* Data extracts

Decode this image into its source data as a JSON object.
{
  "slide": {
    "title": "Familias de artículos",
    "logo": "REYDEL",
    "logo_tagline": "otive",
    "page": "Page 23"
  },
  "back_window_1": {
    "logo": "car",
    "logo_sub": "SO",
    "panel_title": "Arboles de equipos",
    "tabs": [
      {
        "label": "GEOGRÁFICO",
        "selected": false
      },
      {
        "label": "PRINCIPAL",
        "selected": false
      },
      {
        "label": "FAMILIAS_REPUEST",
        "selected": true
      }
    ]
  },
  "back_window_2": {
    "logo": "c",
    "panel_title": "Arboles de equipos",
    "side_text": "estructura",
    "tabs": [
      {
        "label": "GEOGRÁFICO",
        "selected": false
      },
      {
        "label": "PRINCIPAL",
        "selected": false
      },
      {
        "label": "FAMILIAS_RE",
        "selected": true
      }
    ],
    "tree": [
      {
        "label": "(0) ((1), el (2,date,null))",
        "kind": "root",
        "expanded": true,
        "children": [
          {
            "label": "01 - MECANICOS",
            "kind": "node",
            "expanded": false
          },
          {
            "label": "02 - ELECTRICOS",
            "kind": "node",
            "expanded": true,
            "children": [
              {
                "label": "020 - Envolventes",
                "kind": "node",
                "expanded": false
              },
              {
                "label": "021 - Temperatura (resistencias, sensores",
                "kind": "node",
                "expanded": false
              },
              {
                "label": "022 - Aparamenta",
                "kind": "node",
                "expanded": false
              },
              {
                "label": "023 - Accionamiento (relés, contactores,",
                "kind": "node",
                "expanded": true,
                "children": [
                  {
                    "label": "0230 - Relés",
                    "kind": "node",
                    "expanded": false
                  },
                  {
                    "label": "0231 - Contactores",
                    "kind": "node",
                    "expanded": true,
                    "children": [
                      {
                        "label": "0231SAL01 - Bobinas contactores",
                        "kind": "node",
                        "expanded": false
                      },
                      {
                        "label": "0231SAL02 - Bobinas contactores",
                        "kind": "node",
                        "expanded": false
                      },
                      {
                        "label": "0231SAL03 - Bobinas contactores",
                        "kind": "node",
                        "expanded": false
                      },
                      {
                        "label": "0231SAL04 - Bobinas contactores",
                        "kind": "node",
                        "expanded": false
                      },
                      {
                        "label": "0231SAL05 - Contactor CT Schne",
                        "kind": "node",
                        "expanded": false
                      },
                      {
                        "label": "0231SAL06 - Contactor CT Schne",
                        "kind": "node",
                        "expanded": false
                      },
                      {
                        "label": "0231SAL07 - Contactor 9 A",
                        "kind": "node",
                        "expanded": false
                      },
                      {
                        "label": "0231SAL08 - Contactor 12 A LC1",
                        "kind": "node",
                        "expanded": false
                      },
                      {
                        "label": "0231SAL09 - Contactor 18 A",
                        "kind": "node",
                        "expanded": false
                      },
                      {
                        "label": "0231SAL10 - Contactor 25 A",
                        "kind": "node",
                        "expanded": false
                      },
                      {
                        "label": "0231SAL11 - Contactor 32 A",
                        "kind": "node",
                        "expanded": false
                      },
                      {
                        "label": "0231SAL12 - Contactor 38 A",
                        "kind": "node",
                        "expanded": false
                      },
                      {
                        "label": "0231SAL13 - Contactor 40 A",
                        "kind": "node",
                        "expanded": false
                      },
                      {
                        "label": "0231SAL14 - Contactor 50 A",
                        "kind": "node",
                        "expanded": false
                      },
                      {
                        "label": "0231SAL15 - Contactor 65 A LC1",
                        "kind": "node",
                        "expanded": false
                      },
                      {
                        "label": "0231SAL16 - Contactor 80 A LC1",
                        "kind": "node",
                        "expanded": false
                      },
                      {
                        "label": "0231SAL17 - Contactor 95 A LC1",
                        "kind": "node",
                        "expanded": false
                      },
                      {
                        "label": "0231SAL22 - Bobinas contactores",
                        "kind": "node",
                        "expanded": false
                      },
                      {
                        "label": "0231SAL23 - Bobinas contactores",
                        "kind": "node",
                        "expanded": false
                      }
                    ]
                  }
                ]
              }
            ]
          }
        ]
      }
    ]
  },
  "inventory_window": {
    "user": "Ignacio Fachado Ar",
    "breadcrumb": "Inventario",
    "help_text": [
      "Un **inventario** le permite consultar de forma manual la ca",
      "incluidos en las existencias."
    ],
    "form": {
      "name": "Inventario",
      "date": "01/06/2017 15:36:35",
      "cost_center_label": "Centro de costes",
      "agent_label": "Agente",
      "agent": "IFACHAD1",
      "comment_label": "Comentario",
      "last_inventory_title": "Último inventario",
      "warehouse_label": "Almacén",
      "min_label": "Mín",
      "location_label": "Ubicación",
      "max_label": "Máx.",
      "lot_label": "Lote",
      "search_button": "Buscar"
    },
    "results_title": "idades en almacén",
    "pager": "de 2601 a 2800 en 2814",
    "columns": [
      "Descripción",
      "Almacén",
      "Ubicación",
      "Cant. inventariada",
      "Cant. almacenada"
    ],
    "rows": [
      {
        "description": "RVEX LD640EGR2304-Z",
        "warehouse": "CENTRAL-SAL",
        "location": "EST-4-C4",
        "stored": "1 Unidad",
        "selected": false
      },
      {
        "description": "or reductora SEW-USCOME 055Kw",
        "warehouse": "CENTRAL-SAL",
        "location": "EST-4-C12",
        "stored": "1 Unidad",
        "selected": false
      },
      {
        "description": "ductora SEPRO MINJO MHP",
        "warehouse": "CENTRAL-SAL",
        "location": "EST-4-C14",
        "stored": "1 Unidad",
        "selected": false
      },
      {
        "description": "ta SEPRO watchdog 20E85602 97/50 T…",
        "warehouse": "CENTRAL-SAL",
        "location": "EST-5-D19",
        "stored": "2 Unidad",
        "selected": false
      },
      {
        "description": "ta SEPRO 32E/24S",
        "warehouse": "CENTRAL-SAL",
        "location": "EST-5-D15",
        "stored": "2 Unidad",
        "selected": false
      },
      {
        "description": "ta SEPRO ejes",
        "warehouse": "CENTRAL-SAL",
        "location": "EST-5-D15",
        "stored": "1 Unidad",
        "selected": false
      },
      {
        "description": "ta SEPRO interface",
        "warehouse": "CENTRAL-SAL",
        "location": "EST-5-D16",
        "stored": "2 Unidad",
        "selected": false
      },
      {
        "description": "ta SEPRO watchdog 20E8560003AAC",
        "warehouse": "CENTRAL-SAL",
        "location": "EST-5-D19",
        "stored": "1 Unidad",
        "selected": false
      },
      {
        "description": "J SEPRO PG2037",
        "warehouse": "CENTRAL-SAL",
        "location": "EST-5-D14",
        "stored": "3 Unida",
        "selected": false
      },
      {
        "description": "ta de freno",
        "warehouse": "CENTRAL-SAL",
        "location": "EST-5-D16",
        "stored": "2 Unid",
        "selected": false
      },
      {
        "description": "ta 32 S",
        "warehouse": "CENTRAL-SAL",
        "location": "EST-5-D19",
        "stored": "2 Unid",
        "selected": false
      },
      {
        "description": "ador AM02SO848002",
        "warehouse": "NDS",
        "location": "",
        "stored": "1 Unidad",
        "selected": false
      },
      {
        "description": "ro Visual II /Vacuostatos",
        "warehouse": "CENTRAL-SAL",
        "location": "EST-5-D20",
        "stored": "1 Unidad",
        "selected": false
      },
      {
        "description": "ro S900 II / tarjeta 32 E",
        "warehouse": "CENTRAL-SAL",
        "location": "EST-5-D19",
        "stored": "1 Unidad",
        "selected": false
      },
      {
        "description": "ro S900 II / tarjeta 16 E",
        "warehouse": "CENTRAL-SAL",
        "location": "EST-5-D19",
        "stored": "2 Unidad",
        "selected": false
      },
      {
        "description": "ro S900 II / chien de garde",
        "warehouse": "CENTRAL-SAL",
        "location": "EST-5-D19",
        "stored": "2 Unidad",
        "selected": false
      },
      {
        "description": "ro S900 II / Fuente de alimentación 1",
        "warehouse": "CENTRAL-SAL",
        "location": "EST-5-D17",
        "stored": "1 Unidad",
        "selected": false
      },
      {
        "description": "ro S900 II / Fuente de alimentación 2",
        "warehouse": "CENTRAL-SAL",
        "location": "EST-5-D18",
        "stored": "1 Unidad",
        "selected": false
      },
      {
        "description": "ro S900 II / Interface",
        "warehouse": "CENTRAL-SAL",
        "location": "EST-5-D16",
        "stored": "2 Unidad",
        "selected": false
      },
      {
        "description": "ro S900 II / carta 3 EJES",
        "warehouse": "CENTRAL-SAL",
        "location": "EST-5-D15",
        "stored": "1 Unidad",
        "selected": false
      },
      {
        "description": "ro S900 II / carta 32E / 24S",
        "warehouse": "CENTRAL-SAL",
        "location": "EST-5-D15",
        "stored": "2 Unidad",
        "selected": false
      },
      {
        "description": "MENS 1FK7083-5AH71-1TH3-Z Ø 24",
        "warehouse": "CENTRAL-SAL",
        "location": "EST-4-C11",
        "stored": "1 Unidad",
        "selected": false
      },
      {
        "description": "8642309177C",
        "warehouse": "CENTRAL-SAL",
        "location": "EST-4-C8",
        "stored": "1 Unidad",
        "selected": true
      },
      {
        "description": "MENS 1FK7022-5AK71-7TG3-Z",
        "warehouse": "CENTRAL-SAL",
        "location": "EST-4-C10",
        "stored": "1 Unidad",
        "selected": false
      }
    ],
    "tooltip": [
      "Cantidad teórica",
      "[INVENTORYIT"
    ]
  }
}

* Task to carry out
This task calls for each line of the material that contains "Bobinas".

* The answer
                        "label": "0231SAL01 - Bobinas contactores",
                        "label": "0231SAL02 - Bobinas contactores",
                        "label": "0231SAL03 - Bobinas contactores",
                        "label": "0231SAL04 - Bobinas contactores",
                        "label": "0231SAL22 - Bobinas contactores",
                        "label": "0231SAL23 - Bobinas contactores",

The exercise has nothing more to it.